== Segment start ==

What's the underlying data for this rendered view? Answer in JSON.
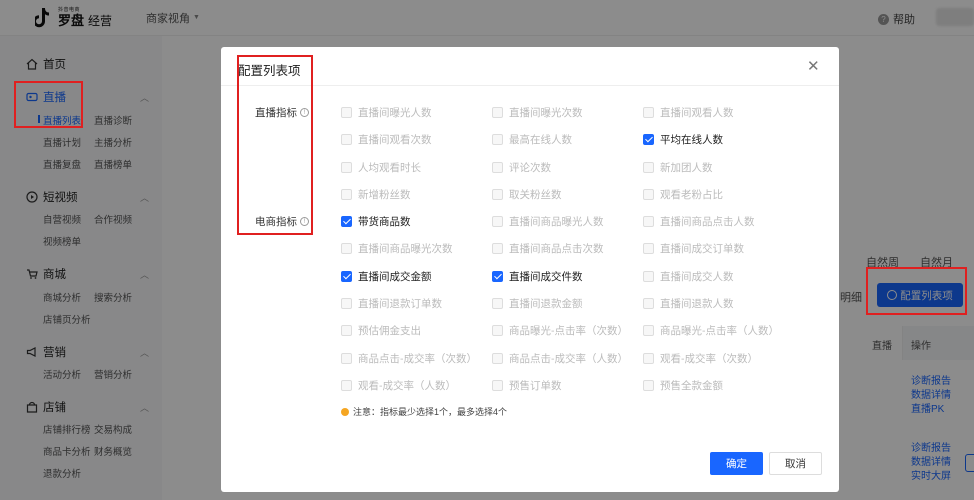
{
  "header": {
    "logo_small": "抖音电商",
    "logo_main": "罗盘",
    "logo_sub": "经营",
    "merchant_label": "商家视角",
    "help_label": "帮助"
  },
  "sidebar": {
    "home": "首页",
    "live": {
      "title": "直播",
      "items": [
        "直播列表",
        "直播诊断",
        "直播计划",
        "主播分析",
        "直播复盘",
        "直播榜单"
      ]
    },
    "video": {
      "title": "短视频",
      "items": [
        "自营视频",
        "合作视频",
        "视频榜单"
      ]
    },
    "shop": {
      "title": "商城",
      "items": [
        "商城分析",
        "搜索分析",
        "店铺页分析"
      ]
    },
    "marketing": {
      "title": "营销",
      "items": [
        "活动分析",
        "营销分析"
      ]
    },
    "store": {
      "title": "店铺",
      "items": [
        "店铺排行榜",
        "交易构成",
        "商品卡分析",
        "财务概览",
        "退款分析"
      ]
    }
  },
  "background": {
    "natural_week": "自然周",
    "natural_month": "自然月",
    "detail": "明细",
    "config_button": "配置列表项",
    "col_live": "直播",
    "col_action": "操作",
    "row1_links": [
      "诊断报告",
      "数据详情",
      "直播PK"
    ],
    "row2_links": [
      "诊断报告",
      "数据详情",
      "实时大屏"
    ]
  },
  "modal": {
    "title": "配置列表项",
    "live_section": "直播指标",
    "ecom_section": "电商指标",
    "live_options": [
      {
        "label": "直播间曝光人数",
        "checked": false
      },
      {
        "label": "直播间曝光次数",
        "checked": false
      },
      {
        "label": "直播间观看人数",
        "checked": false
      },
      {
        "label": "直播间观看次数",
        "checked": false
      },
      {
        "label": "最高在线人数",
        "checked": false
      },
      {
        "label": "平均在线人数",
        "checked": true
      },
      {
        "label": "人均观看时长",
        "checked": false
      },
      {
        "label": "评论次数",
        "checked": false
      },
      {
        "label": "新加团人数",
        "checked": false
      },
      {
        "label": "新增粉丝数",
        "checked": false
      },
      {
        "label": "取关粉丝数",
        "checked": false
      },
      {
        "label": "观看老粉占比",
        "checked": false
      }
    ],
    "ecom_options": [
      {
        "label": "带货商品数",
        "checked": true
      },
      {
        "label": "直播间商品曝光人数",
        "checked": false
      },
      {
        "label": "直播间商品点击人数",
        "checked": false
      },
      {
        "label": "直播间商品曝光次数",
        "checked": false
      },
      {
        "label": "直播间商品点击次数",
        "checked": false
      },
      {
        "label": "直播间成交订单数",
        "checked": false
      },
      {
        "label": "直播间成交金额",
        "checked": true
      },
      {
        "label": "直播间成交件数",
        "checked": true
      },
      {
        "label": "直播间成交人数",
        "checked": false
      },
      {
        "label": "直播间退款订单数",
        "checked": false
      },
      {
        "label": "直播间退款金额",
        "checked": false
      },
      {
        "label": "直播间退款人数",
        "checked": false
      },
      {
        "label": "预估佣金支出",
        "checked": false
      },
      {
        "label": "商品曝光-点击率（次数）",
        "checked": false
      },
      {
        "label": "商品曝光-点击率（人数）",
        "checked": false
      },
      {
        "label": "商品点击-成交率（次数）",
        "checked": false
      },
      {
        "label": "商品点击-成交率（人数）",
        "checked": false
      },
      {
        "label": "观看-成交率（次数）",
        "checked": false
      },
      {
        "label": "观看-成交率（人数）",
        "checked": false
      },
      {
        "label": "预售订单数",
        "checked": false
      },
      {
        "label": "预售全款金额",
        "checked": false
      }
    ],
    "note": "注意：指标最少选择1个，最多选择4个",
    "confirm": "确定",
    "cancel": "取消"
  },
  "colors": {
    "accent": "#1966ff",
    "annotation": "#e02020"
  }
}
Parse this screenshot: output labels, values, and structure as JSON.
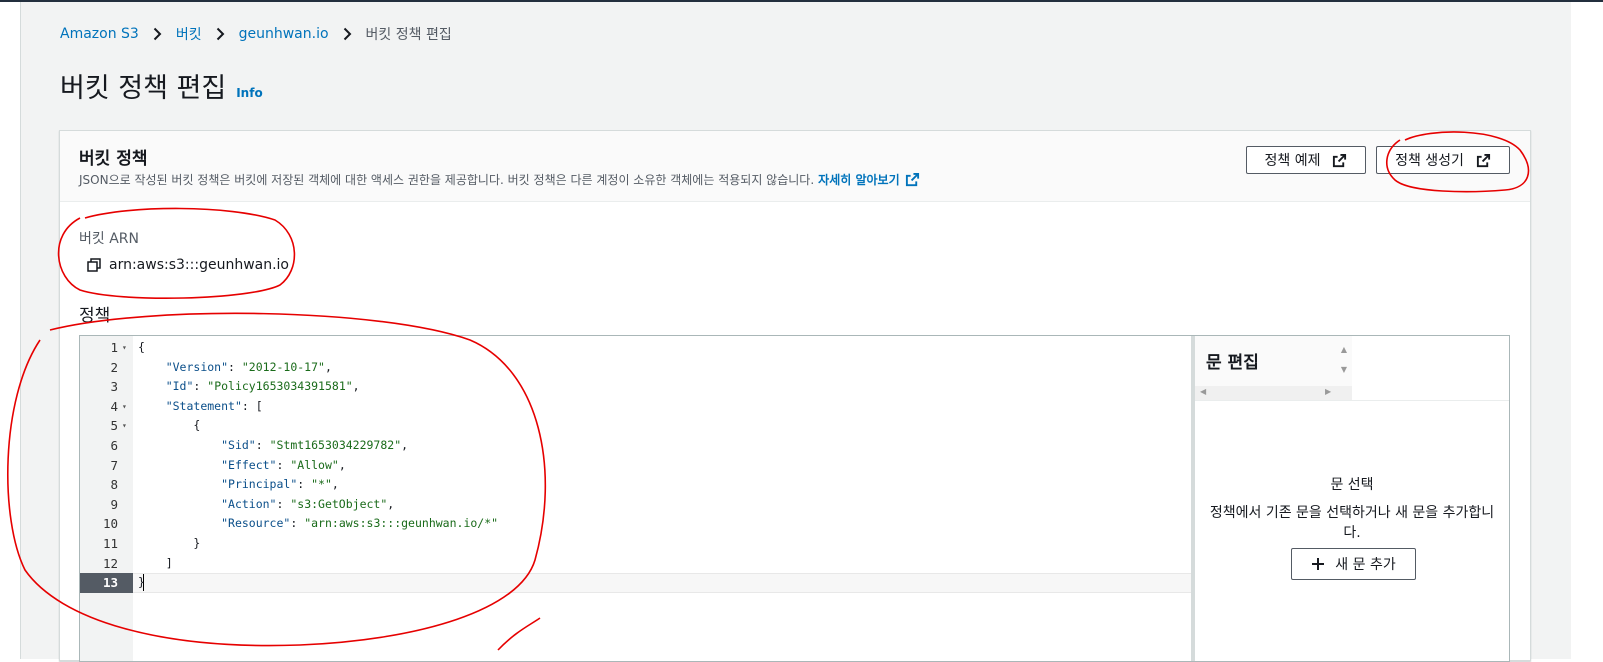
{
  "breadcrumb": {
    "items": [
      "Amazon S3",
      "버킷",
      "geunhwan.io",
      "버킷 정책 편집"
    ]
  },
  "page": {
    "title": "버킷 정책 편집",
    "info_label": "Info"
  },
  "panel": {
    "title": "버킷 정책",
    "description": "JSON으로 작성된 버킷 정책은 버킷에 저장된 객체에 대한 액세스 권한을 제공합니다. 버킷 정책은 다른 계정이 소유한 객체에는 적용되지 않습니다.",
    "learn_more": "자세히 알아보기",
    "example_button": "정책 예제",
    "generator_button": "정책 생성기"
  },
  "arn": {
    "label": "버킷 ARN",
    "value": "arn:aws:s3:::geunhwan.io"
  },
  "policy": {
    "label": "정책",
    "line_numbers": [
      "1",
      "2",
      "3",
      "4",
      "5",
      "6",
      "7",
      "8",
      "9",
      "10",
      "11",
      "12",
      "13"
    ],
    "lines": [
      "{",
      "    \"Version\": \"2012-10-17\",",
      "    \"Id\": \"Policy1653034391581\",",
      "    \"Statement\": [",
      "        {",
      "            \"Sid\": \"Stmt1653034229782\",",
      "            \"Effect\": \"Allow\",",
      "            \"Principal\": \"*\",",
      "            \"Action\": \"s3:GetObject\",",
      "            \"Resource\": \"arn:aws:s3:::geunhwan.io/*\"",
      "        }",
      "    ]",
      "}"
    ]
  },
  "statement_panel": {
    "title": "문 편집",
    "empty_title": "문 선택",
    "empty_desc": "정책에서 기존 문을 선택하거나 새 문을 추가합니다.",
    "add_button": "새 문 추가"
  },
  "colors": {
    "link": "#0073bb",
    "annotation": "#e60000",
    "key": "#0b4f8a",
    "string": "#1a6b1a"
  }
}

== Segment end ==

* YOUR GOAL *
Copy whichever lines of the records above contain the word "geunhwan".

* ANSWER BOX *
      "geunhwan.io",
    "value": "arn:aws:s3:::geunhwan.io"
      "            \"Resource\": \"arn:aws:s3:::geunhwan.io/*\"",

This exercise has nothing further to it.